Analysis: The Commission on Streamlining Government and Charity Hospital

Yesterday, a key subcommittee on the Commission for Streamlining Government unanimously approved a resolution endorsing the FHL/RMJM alternative plan to gut and rebuild Charity Hospital. The move signaled the first time in this running controversy over medical facilities that an official body has explicitly endorsed the alternative plan to build cutting edge facilities in less time, for less money, and without destroying a residential neighborhood.

This begs an important question: Why does the Commission for Streamlining Government, a body charged with the task of recommending areas of waste and inefficiency to eliminate or reform, care about the hospital controversy in New Orleans?

Though the details are complicated, the core answer to that question is quite simple. Burdened by a tight economy and a voter mandate to improve state governance, the Commission for Streamlining Government was created to identify areas where spending doesn't yield sufficiently positive outcomes for the public. While exercises in identifying areas where spending can be reduced often devolves into a typical partisan battle over the role of government, there are sometimes instances where waste is so unambiguous that politicians from both sides of the aisle can reach a consensus.

The proposed medical complex project came under the scrutiny of the Commission not just because it is a controversial issue but because the State of Louisiana earmarked $300 million in state taxpayer funds toward the LSU/VA medical complex back in 2007 and has not yet seen results. Work on the project has not yet begun because LSU administrators have not been able to secure the additional funding needed to begin work, which they say will come from some combination of loans and a reimbursement from FEMA.

The FHL/RMJM plan, which to this point has never been seriously considered by public officials as an alternative to the stalled LSU/VA proposal, has been estimated to save taxpayers at least $280 million in land acquisition and construction costs because the plan does not rely on the expropriation of private property in Lower Mid-City or the forced eviction of neighborhood residents.

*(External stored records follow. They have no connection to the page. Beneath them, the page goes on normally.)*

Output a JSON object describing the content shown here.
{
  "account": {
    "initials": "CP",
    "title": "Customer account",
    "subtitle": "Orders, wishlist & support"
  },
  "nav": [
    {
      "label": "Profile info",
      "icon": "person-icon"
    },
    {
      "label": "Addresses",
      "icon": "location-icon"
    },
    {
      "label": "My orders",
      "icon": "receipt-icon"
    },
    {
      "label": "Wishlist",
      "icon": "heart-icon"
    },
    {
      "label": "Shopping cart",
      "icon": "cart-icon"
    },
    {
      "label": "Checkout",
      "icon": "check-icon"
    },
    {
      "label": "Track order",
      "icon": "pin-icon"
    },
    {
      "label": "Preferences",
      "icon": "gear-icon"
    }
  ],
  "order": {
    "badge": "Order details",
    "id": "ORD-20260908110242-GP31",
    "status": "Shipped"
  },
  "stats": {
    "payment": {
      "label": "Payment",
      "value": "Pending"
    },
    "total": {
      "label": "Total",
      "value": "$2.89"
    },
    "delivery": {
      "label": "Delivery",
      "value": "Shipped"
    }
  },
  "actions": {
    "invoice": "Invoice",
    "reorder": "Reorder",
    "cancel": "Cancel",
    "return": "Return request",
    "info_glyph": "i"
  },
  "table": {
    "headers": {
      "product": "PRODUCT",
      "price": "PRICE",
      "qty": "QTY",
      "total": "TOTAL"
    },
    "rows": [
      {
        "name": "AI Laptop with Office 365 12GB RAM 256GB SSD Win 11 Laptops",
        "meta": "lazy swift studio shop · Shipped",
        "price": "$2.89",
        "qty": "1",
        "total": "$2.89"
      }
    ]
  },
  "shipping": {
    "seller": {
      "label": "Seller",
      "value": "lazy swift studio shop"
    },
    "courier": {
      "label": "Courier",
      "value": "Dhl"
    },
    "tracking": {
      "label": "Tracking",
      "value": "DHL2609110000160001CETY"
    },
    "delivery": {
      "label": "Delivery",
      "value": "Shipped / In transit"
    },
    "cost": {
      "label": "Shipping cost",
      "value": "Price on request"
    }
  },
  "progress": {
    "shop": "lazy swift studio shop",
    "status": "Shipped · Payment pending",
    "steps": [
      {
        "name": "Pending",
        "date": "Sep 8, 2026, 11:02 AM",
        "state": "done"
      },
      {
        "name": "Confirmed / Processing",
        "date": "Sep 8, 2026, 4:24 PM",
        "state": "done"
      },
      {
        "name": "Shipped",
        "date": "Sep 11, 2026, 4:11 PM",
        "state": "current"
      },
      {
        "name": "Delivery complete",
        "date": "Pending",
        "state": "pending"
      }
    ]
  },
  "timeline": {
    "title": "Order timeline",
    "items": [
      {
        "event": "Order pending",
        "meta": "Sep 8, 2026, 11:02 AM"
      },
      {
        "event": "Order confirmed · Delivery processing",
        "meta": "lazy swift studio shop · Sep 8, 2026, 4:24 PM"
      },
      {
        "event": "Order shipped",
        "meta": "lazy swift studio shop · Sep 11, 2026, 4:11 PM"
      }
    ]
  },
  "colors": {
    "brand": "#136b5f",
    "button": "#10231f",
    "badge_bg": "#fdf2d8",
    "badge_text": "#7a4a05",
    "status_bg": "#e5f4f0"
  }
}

Though it would seem obvious that a panel whose mission it is to identify areas in which Louisiana can save money would take a look at the two competing hospital plans, it was not a sure bet. State Representative and Senators have had many opportunities to reexamine the proposal to build the LSU/VA medical complex and to order a side by side cost-benefit analysis of the two competing plans. They have failed to do so. As recently as June, the State Senate Education Committee even declined an opportunity to protect homeowners in the Lower Mid-City footprint of the proposed LSU/VA medical complex by refusing to pass a measure that would have required LSU to earn legislative approval of their business plan before proceeding with land acquisition.

What's different now? Why has this subcommittee unanimously endorsed the FHL/RMJM plan to save Charity Hospital and what are the chances the resolution will pass when it goes before the full Commission on Streamlining Government?

Though it's true that the subcommittee that unanimously passed the motion endorsing the alternative plan was headed by a longtime skeptic of the LSU/VA project, State Treasurer John Kennedy, it's also true that state leaders are becoming increasingly concerned about the business rationale for the project.

At issue is how the anticipated healthcare reform measures being debated in the US Congress will change DSH payments, or reimbursements for Disproportionate Share Hospitals. These federal reimbursements go to hospitals that serve a high number of uninsured low-income patients who are not covered by other government programs such as Medicare, Medicaid, or SCHIP. Congress is currently planning to cut DSH payments as part of the healthcare bill under the assumption that as insurance is extended to more Americans, hospitals won't require reimbursement money for treating uninsured patients.

Because the high price tag of the proposed LSU/VA medical center will require so many loans, the anticipated absence of DSH funding will make it harder for hospital administrators to meet debt obligations. Therefore it is less likely that bond companies will be willing to loan the required money to pay for building the hospital in the first place.

Conversely, because the FHL/RMJM plan to gut and rebuild Charity Hospital is less expensive, less loans will be required. Additionally, because the FHL/RMJM plan promises to a faster construction time, hospital administrators will be able to begin repaying those loans sooner. This is the point Treasurer Kennedy has been making since last Spring and the point he reiterated at yesterday's subcommittee hearing. Thankfully, the members of the Commission on Streamlining Government are beginning to get the message.